Reproduce the listing in its entirety. Do not reproduce the pictures.

***

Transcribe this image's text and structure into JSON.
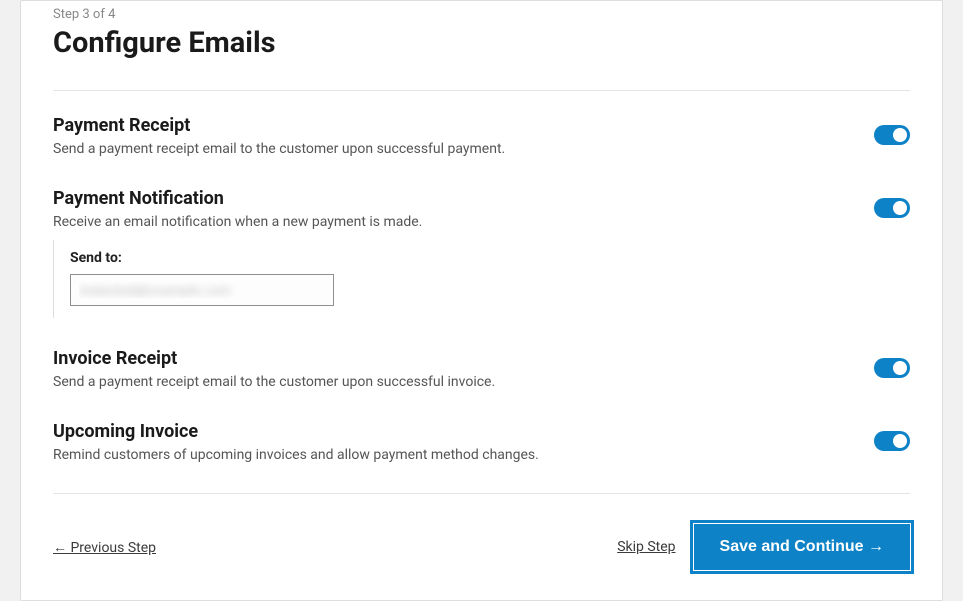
{
  "step_indicator": "Step 3 of 4",
  "page_title": "Configure Emails",
  "settings": {
    "payment_receipt": {
      "title": "Payment Receipt",
      "desc": "Send a payment receipt email to the customer upon successful payment.",
      "enabled": true
    },
    "payment_notification": {
      "title": "Payment Notification",
      "desc": "Receive an email notification when a new payment is made.",
      "enabled": true,
      "send_to_label": "Send to:",
      "send_to_value": "redacted@example.com"
    },
    "invoice_receipt": {
      "title": "Invoice Receipt",
      "desc": "Send a payment receipt email to the customer upon successful invoice.",
      "enabled": true
    },
    "upcoming_invoice": {
      "title": "Upcoming Invoice",
      "desc": "Remind customers of upcoming invoices and allow payment method changes.",
      "enabled": true
    }
  },
  "footer": {
    "previous_label": "← Previous Step",
    "skip_label": "Skip Step",
    "save_label": "Save and Continue →"
  },
  "colors": {
    "accent": "#0e82c6"
  }
}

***

FINAL ANSWER ▸
Transcribe this image's text and structure into JSON.
{
  "step_indicator": "Step 3 of 4",
  "page_title": "Configure Emails",
  "settings": {
    "payment_receipt": {
      "title": "Payment Receipt",
      "desc": "Send a payment receipt email to the customer upon successful payment.",
      "enabled": true
    },
    "payment_notification": {
      "title": "Payment Notification",
      "desc": "Receive an email notification when a new payment is made.",
      "enabled": true,
      "send_to_label": "Send to:",
      "send_to_value": "redacted@example.com"
    },
    "invoice_receipt": {
      "title": "Invoice Receipt",
      "desc": "Send a payment receipt email to the customer upon successful invoice.",
      "enabled": true
    },
    "upcoming_invoice": {
      "title": "Upcoming Invoice",
      "desc": "Remind customers of upcoming invoices and allow payment method changes.",
      "enabled": true
    }
  },
  "footer": {
    "previous_label": "← Previous Step",
    "skip_label": "Skip Step",
    "save_label": "Save and Continue →"
  },
  "colors": {
    "accent": "#0e82c6"
  }
}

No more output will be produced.